A new white paper, “SADC Regional Payments Interoperability – exploring the value of mutual digital infrastructure to drive more formalised, accessible and inclusive payments in the region”, by BankservAfrica together with Cenfri, explores the region’s cross-border payments landscape.
Examining the different use cases, this paper also highlights the barriers to growth and elaborates on how a regional payment solution could work for the good of all.
“With exciting innovations and new product launches, payments is an exciting space in the region. However, these fall short of the one critical need: broad-based and all-to-all interoperability. The ability for money to flow from wallets to bank accounts inexpensively enhances inclusivity, reduces pain points and can encourage the move from cash and informal money send.
“Achieving this is key to solving the cross-border payments dilemma in the SADC,” explains Ruhling Herbst, executive head: Africa Business Development at BankservAfrica.
The other chief concerns and opportunities centre around the current market and consumer dynamics: the considerable lower-value person-to-person (P2P), person-to-business (P2B) and business-to-business (B2B) flow into the region brings the opportunity for providers to scale their offerings and to tackle the challenges arising from the emergence of fintechs.

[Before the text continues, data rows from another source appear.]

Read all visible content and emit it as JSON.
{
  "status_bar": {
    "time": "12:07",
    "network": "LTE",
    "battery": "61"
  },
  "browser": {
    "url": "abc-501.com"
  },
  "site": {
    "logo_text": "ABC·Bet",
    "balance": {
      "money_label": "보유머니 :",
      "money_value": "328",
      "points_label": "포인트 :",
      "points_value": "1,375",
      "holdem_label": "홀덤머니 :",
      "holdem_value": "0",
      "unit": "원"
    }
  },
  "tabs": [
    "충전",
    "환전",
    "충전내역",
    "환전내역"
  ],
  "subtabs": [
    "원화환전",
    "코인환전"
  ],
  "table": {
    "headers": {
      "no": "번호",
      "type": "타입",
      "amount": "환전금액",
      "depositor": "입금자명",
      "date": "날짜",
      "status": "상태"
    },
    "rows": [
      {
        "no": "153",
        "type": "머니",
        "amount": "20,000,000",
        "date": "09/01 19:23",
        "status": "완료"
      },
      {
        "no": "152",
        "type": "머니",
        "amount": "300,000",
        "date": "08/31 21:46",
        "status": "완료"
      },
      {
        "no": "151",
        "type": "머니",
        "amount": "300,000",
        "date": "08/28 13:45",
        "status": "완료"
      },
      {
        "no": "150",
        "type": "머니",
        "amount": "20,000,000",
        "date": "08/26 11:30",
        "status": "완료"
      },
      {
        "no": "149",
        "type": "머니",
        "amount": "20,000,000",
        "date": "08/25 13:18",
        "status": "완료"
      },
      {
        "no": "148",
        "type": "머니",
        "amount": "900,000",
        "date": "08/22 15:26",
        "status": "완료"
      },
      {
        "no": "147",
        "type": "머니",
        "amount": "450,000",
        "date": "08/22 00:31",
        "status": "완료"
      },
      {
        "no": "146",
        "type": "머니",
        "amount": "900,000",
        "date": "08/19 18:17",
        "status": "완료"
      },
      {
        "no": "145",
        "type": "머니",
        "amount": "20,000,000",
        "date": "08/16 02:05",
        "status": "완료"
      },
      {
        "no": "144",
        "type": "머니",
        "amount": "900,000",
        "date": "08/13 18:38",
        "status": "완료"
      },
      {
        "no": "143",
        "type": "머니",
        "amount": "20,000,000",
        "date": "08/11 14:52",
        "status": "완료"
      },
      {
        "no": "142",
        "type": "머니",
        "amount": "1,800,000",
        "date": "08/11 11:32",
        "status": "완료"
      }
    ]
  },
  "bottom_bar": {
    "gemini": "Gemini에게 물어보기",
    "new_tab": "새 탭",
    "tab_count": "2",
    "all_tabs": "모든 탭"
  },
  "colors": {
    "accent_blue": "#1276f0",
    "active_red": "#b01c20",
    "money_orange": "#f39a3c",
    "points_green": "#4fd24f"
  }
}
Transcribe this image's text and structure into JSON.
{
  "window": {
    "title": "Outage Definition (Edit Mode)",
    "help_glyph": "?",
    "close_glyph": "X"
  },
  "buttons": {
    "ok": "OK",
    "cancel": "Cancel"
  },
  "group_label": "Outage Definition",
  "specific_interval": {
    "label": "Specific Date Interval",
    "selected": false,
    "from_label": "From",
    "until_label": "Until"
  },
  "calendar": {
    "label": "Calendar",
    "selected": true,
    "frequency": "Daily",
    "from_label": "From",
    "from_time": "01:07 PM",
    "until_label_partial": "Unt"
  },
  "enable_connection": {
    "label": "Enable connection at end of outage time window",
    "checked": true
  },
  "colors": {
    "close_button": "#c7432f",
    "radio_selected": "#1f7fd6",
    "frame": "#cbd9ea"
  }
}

On a consumer level, the preference for cash remains high as most cross-border transactions take place informally. There’s also the issue of commercial, regulatory, infrastructure and consumer barriers, ranging from agent costs to liquidity management, foreign-exchange costs and limited data availability, that will need addressing in the first, middle and last mile.
A key finding from the report is that service providers need to be empowered to offer low-cost, high-quality cross-border payment services.
Since 2021, the Transactions Cleared on an Immediate Basis (TCIB) payment scheme, managed and operated by BankservAfrica, has been live. Owned and supported by regulators, central banks and established financial institutions in the region, TCIB has been developed as a solution for cross-border challenges.
“From our research we find that reliable cross-border fast retail payments are critical to drive sustainable and inclusive local economies and communities.
Regional scale is vitally important if accessibility and affordability barriers are to be overcome. The cross-border terrain is very complex if we tackle it individually, but it is so much more achievable if we face it together as a regional scheme,” say Barry Cooper, technical director at Cenfri.
Having gained the support of key bank and non-bank participants across the region in the past 18 months, this valuable, instant digital-payments infrastructure is well-positioned to facilitate the movement of remittances inexpensively between authorised financial service providers in the region, and to activate the growing network of regulated payment service providers.
“Ensuring broad use of cross-border retail payments so that everyone can access these will depend on creating a network of different payment service providers. Through this, broad-based interoperability can be achieved, and collaboration between key cross-border payment providers will strengthen.
"As a solution for Africa, by Africa, we believe the TCIB payments scheme, as a centralised platform featuring cutting- edge technology and growing levels of support can make this happen,” ends Herbst.